Dietitian's support can help people cut cholesterol
NEW YORK (Reuters Health) - Working with a dietitian is an effective way for some people to bring down their cholesterol levels without drugs, a new study shows.
Katherine S. Rhodes of the University of Michigan Health System in Ann Arbor and colleagues followed 51 registered dietitians as they implemented the 1998 Medical Nutrition Therapy Hyperlipidemia Protocol with their patients.
The protocol includes recommendations to eat more fruits and vegetables, eat fish twice weekly, increase intake of good fats such as olive oil while reducing consumption of saturated and trans fat, and exercise more. Patients were supposed to meet with a dietitian for an initial hour-long visit, followed by two or three additional half-hour appointments. A patient's primary care doctor could recommend additional visits. Dietitians were to check patients' bloodwork at the study's outset and again three months later.
A total of 377 patients met criteria for inclusion in the study. Follow-up data was available for 74.3 percent, while 42.9 percent participated in three to four visits with the dietitian as recommended.
On average, patients reported cutting their fat consumption to less than 30 percent of total calories after working with dietitians; they also lost weight and started exercising more.
Among the 175 patients whose initial triglyceride levels were below 400 mg/dL, 44.6 percent experienced a 15 percent drop in their LDL or "bad" cholesterol or reached their goal for reducing LDL cholesterol.

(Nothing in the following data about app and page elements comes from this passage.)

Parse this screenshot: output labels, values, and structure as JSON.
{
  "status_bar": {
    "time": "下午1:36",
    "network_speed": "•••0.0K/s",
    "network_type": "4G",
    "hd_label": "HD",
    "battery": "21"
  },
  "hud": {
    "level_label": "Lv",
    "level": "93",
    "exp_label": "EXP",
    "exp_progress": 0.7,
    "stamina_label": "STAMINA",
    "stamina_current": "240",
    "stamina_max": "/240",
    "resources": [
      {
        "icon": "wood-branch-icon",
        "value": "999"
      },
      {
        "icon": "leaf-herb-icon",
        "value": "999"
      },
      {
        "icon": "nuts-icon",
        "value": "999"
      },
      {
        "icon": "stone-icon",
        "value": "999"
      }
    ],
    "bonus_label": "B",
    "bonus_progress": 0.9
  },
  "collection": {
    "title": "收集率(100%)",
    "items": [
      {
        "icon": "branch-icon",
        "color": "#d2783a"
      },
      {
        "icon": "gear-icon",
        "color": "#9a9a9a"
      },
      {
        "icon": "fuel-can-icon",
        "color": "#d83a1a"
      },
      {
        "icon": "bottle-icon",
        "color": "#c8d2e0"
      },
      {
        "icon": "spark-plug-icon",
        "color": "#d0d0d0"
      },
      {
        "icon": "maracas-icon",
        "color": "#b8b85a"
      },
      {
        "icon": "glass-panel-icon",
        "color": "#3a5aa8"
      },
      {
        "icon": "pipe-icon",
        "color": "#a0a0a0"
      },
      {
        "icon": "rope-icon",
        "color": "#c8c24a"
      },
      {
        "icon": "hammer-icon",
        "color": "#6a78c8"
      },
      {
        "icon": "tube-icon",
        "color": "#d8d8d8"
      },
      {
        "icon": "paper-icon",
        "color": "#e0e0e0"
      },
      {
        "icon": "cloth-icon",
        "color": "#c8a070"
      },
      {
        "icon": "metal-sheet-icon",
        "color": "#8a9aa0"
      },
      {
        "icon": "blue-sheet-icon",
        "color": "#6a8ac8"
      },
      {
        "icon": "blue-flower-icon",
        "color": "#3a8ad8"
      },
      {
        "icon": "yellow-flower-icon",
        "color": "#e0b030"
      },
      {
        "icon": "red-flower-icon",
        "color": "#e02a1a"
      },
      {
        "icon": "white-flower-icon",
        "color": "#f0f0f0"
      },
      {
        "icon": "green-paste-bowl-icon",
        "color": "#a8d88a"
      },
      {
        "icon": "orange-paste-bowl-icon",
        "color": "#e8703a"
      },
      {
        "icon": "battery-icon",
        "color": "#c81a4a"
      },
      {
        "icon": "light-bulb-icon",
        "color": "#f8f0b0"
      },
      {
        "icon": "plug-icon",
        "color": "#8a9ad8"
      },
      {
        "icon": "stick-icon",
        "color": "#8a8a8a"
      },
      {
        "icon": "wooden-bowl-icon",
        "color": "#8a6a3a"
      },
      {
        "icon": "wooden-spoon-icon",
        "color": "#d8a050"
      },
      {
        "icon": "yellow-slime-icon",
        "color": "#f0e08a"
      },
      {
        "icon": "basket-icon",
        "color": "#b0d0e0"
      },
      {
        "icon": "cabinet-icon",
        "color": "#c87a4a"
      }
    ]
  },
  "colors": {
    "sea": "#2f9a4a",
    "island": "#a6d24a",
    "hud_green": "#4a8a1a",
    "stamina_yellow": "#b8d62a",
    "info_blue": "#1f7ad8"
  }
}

While the protocol recommended three to four weeks between appointments, actual intervals were longer, ranging from an average of eight weeks between the first and second appointments to nearly 13 weeks between the third and fourth. Many patients didn't make follow-up appointments, or keep scheduled appointments; reasons cited included lack of insurance reimbursement or inability to pay.
And the researchers had a hard time recruiting registered dietitians for the study. Many said they couldn't participate because they couldn't obtain necessary lab tests or lacked time and administrative support.
This study "highlights frustrations" in trying to gather information on program effectiveness in real life, while underscoring the value of this data, the researchers say.
SOURCE: Journal of the American Dietetic Association, February 2008.